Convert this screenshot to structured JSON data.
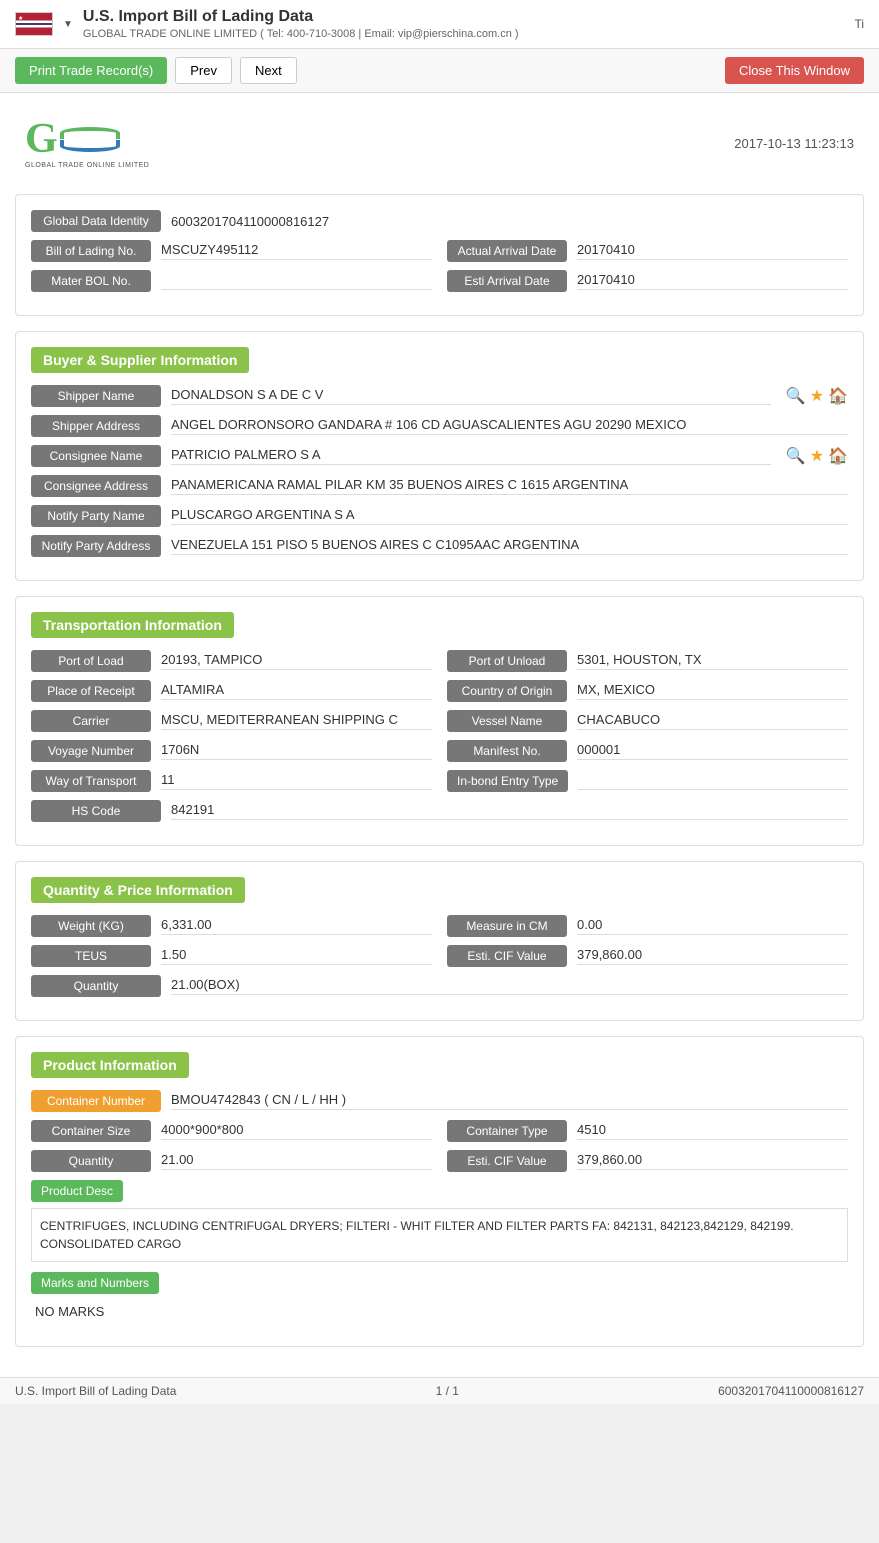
{
  "header": {
    "title": "U.S. Import Bill of Lading Data",
    "subtitle": "GLOBAL TRADE ONLINE LIMITED ( Tel: 400-710-3008 | Email: vip@pierschina.com.cn )",
    "right_text": "Ti"
  },
  "toolbar": {
    "print_label": "Print Trade Record(s)",
    "prev_label": "Prev",
    "next_label": "Next",
    "close_label": "Close This Window"
  },
  "logo": {
    "company": "GLOBAL TRADE ONLINE LIMITED",
    "datetime": "2017-10-13 11:23:13"
  },
  "identity": {
    "global_data_identity_label": "Global Data Identity",
    "global_data_identity_value": "6003201704110000816127",
    "bill_of_lading_label": "Bill of Lading No.",
    "bill_of_lading_value": "MSCUZY495112",
    "actual_arrival_label": "Actual Arrival Date",
    "actual_arrival_value": "20170410",
    "mater_bol_label": "Mater BOL No.",
    "mater_bol_value": "",
    "esti_arrival_label": "Esti Arrival Date",
    "esti_arrival_value": "20170410"
  },
  "buyer_supplier": {
    "section_title": "Buyer & Supplier Information",
    "shipper_name_label": "Shipper Name",
    "shipper_name_value": "DONALDSON S A DE C V",
    "shipper_address_label": "Shipper Address",
    "shipper_address_value": "ANGEL DORRONSORO GANDARA # 106 CD AGUASCALIENTES AGU 20290 MEXICO",
    "consignee_name_label": "Consignee Name",
    "consignee_name_value": "PATRICIO PALMERO S A",
    "consignee_address_label": "Consignee Address",
    "consignee_address_value": "PANAMERICANA RAMAL PILAR KM 35 BUENOS AIRES C 1615 ARGENTINA",
    "notify_party_name_label": "Notify Party Name",
    "notify_party_name_value": "PLUSCARGO ARGENTINA S A",
    "notify_party_address_label": "Notify Party Address",
    "notify_party_address_value": "VENEZUELA 151 PISO 5 BUENOS AIRES C C1095AAC ARGENTINA"
  },
  "transportation": {
    "section_title": "Transportation Information",
    "port_of_load_label": "Port of Load",
    "port_of_load_value": "20193, TAMPICO",
    "port_of_unload_label": "Port of Unload",
    "port_of_unload_value": "5301, HOUSTON, TX",
    "place_of_receipt_label": "Place of Receipt",
    "place_of_receipt_value": "ALTAMIRA",
    "country_of_origin_label": "Country of Origin",
    "country_of_origin_value": "MX, MEXICO",
    "carrier_label": "Carrier",
    "carrier_value": "MSCU, MEDITERRANEAN SHIPPING C",
    "vessel_name_label": "Vessel Name",
    "vessel_name_value": "CHACABUCO",
    "voyage_number_label": "Voyage Number",
    "voyage_number_value": "1706N",
    "manifest_no_label": "Manifest No.",
    "manifest_no_value": "000001",
    "way_of_transport_label": "Way of Transport",
    "way_of_transport_value": "11",
    "inbond_entry_label": "In-bond Entry Type",
    "inbond_entry_value": "",
    "hs_code_label": "HS Code",
    "hs_code_value": "842191"
  },
  "quantity_price": {
    "section_title": "Quantity & Price Information",
    "weight_label": "Weight (KG)",
    "weight_value": "6,331.00",
    "measure_label": "Measure in CM",
    "measure_value": "0.00",
    "teus_label": "TEUS",
    "teus_value": "1.50",
    "esti_cif_label": "Esti. CIF Value",
    "esti_cif_value": "379,860.00",
    "quantity_label": "Quantity",
    "quantity_value": "21.00(BOX)"
  },
  "product_info": {
    "section_title": "Product Information",
    "container_number_label": "Container Number",
    "container_number_value": "BMOU4742843 ( CN / L / HH )",
    "container_size_label": "Container Size",
    "container_size_value": "4000*900*800",
    "container_type_label": "Container Type",
    "container_type_value": "4510",
    "quantity_label": "Quantity",
    "quantity_value": "21.00",
    "esti_cif_label": "Esti. CIF Value",
    "esti_cif_value": "379,860.00",
    "product_desc_label": "Product Desc",
    "product_desc_value": "CENTRIFUGES, INCLUDING CENTRIFUGAL DRYERS; FILTERI - WHIT FILTER AND FILTER PARTS FA: 842131, 842123,842129, 842199.\nCONSOLIDATED CARGO",
    "marks_label": "Marks and Numbers",
    "marks_value": "NO MARKS"
  },
  "footer": {
    "left": "U.S. Import Bill of Lading Data",
    "center": "1 / 1",
    "right": "6003201704110000816127"
  }
}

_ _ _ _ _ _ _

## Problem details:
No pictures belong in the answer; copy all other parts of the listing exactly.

## Solved exercise:
Convert this screenshot to structured JSON data.
{
  "header": {
    "title": "U.S. Import Bill of Lading Data",
    "subtitle": "GLOBAL TRADE ONLINE LIMITED ( Tel: 400-710-3008 | Email: vip@pierschina.com.cn )",
    "right_text": "Ti"
  },
  "toolbar": {
    "print_label": "Print Trade Record(s)",
    "prev_label": "Prev",
    "next_label": "Next",
    "close_label": "Close This Window"
  },
  "logo": {
    "company": "GLOBAL TRADE ONLINE LIMITED",
    "datetime": "2017-10-13 11:23:13"
  },
  "identity": {
    "global_data_identity_label": "Global Data Identity",
    "global_data_identity_value": "6003201704110000816127",
    "bill_of_lading_label": "Bill of Lading No.",
    "bill_of_lading_value": "MSCUZY495112",
    "actual_arrival_label": "Actual Arrival Date",
    "actual_arrival_value": "20170410",
    "mater_bol_label": "Mater BOL No.",
    "mater_bol_value": "",
    "esti_arrival_label": "Esti Arrival Date",
    "esti_arrival_value": "20170410"
  },
  "buyer_supplier": {
    "section_title": "Buyer & Supplier Information",
    "shipper_name_label": "Shipper Name",
    "shipper_name_value": "DONALDSON S A DE C V",
    "shipper_address_label": "Shipper Address",
    "shipper_address_value": "ANGEL DORRONSORO GANDARA # 106 CD AGUASCALIENTES AGU 20290 MEXICO",
    "consignee_name_label": "Consignee Name",
    "consignee_name_value": "PATRICIO PALMERO S A",
    "consignee_address_label": "Consignee Address",
    "consignee_address_value": "PANAMERICANA RAMAL PILAR KM 35 BUENOS AIRES C 1615 ARGENTINA",
    "notify_party_name_label": "Notify Party Name",
    "notify_party_name_value": "PLUSCARGO ARGENTINA S A",
    "notify_party_address_label": "Notify Party Address",
    "notify_party_address_value": "VENEZUELA 151 PISO 5 BUENOS AIRES C C1095AAC ARGENTINA"
  },
  "transportation": {
    "section_title": "Transportation Information",
    "port_of_load_label": "Port of Load",
    "port_of_load_value": "20193, TAMPICO",
    "port_of_unload_label": "Port of Unload",
    "port_of_unload_value": "5301, HOUSTON, TX",
    "place_of_receipt_label": "Place of Receipt",
    "place_of_receipt_value": "ALTAMIRA",
    "country_of_origin_label": "Country of Origin",
    "country_of_origin_value": "MX, MEXICO",
    "carrier_label": "Carrier",
    "carrier_value": "MSCU, MEDITERRANEAN SHIPPING C",
    "vessel_name_label": "Vessel Name",
    "vessel_name_value": "CHACABUCO",
    "voyage_number_label": "Voyage Number",
    "voyage_number_value": "1706N",
    "manifest_no_label": "Manifest No.",
    "manifest_no_value": "000001",
    "way_of_transport_label": "Way of Transport",
    "way_of_transport_value": "11",
    "inbond_entry_label": "In-bond Entry Type",
    "inbond_entry_value": "",
    "hs_code_label": "HS Code",
    "hs_code_value": "842191"
  },
  "quantity_price": {
    "section_title": "Quantity & Price Information",
    "weight_label": "Weight (KG)",
    "weight_value": "6,331.00",
    "measure_label": "Measure in CM",
    "measure_value": "0.00",
    "teus_label": "TEUS",
    "teus_value": "1.50",
    "esti_cif_label": "Esti. CIF Value",
    "esti_cif_value": "379,860.00",
    "quantity_label": "Quantity",
    "quantity_value": "21.00(BOX)"
  },
  "product_info": {
    "section_title": "Product Information",
    "container_number_label": "Container Number",
    "container_number_value": "BMOU4742843 ( CN / L / HH )",
    "container_size_label": "Container Size",
    "container_size_value": "4000*900*800",
    "container_type_label": "Container Type",
    "container_type_value": "4510",
    "quantity_label": "Quantity",
    "quantity_value": "21.00",
    "esti_cif_label": "Esti. CIF Value",
    "esti_cif_value": "379,860.00",
    "product_desc_label": "Product Desc",
    "product_desc_value": "CENTRIFUGES, INCLUDING CENTRIFUGAL DRYERS; FILTERI - WHIT FILTER AND FILTER PARTS FA: 842131, 842123,842129, 842199.\nCONSOLIDATED CARGO",
    "marks_label": "Marks and Numbers",
    "marks_value": "NO MARKS"
  },
  "footer": {
    "left": "U.S. Import Bill of Lading Data",
    "center": "1 / 1",
    "right": "6003201704110000816127"
  }
}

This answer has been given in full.